Data extracts:
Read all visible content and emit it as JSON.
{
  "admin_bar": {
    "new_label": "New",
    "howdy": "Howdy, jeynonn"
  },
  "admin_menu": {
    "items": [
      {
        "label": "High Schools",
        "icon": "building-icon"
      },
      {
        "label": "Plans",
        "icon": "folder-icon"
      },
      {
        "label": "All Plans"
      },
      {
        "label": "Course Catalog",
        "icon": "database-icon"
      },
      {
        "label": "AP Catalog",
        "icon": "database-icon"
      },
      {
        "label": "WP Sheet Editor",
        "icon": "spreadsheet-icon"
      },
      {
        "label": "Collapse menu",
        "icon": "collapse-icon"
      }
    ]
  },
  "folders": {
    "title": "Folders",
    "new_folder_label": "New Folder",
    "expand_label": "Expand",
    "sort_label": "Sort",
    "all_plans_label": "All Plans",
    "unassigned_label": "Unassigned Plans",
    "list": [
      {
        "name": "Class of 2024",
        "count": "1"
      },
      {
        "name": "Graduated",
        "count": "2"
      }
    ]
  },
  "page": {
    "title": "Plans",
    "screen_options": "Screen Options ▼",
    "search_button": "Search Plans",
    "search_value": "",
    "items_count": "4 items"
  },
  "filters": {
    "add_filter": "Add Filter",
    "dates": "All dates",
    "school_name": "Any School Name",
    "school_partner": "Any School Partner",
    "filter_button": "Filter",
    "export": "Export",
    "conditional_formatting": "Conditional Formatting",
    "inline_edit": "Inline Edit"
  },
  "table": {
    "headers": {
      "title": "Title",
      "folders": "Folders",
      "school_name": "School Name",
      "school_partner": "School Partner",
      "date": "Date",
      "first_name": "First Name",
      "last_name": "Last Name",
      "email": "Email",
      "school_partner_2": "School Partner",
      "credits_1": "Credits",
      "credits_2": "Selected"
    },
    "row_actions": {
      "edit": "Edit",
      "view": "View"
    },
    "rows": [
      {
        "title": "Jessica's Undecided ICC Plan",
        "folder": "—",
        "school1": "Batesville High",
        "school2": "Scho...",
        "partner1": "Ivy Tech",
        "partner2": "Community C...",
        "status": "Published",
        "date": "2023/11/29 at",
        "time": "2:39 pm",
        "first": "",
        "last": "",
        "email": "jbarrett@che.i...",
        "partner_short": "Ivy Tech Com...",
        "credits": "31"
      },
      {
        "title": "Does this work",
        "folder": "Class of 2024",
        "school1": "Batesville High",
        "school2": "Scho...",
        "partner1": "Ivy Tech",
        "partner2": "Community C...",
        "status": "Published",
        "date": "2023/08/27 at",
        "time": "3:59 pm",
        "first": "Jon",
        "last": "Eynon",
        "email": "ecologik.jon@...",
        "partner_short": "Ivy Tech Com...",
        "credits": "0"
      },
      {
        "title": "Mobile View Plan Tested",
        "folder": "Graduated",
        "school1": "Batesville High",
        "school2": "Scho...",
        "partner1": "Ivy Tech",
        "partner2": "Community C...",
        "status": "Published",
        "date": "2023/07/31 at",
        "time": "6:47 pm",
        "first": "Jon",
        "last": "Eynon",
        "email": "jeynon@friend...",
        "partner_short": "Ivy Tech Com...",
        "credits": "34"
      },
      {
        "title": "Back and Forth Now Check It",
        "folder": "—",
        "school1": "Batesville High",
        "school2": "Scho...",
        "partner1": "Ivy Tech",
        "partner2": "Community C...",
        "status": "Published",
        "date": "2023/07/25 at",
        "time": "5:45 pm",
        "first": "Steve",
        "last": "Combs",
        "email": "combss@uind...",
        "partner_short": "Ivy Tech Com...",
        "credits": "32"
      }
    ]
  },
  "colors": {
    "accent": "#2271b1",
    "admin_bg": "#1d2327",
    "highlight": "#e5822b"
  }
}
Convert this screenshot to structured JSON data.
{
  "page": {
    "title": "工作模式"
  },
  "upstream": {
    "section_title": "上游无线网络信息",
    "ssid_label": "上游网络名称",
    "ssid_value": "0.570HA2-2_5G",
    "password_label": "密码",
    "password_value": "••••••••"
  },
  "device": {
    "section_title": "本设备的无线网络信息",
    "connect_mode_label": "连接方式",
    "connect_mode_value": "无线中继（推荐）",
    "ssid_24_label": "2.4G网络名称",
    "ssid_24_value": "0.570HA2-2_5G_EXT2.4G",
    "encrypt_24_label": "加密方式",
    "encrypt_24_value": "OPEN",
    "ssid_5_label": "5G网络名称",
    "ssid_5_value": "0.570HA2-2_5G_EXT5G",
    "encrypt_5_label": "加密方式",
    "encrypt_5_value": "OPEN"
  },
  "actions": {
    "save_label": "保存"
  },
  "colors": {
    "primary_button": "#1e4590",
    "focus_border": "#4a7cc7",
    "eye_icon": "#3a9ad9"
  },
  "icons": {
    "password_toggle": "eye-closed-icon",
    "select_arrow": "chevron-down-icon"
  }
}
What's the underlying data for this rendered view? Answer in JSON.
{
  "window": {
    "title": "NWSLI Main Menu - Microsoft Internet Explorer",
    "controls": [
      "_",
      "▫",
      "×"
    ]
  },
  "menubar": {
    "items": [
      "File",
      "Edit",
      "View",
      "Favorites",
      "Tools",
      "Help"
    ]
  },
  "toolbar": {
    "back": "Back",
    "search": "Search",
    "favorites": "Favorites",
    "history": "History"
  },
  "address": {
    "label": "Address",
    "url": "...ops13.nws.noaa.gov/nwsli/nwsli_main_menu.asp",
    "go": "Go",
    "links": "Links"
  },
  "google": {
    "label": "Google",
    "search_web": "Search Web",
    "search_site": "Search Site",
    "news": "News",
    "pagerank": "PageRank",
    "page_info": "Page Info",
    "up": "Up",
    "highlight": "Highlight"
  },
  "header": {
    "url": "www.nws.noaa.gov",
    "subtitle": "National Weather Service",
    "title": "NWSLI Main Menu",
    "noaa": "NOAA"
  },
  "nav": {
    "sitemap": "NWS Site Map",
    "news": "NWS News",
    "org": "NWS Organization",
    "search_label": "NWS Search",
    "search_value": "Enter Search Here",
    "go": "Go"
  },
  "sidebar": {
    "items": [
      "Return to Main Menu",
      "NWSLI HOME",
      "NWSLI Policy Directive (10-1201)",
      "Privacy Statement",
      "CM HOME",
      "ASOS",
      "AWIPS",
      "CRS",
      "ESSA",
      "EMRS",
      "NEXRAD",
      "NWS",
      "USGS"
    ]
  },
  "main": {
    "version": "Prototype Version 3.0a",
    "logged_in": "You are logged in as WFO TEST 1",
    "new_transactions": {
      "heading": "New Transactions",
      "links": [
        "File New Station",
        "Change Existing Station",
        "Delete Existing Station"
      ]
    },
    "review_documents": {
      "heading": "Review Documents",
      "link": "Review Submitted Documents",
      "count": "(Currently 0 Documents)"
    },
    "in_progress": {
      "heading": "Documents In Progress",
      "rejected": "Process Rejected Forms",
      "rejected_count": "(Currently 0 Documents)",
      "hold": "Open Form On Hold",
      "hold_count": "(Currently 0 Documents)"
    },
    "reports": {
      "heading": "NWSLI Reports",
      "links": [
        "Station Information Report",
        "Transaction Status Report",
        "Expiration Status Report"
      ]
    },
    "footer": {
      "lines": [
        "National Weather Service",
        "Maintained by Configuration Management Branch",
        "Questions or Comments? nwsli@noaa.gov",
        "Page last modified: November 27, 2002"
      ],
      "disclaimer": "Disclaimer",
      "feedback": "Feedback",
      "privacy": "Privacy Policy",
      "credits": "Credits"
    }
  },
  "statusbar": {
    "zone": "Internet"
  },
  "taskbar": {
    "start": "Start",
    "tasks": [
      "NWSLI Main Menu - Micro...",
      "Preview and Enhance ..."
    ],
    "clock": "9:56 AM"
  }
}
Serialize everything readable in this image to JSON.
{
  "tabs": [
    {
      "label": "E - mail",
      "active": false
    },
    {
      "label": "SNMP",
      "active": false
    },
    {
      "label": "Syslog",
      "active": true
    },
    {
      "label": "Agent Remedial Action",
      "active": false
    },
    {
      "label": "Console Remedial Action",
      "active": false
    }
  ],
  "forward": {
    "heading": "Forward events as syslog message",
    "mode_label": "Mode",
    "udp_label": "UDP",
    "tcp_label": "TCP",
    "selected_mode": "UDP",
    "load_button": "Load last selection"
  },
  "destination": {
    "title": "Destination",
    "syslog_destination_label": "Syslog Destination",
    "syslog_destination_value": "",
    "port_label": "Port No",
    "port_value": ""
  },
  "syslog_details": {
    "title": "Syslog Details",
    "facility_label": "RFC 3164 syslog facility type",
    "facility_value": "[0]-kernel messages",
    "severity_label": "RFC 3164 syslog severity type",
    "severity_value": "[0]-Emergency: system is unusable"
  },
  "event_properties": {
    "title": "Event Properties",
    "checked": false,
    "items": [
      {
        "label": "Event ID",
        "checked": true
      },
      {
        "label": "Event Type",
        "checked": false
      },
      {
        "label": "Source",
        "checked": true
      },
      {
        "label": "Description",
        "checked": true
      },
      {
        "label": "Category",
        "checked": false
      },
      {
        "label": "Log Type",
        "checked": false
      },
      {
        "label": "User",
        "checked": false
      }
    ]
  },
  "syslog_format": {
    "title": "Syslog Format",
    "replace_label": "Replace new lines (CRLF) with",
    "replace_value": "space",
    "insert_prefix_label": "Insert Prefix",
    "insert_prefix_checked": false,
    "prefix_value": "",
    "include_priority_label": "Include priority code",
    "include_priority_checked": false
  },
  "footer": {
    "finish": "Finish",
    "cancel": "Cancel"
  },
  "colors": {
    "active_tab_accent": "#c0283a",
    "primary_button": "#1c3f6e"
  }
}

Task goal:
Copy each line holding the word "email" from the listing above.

Answer area:
      "email": "Email",
        "email": "jbarrett@che.i...",
        "email": "ecologik.jon@...",
        "email": "jeynon@friend...",
        "email": "combss@uind...",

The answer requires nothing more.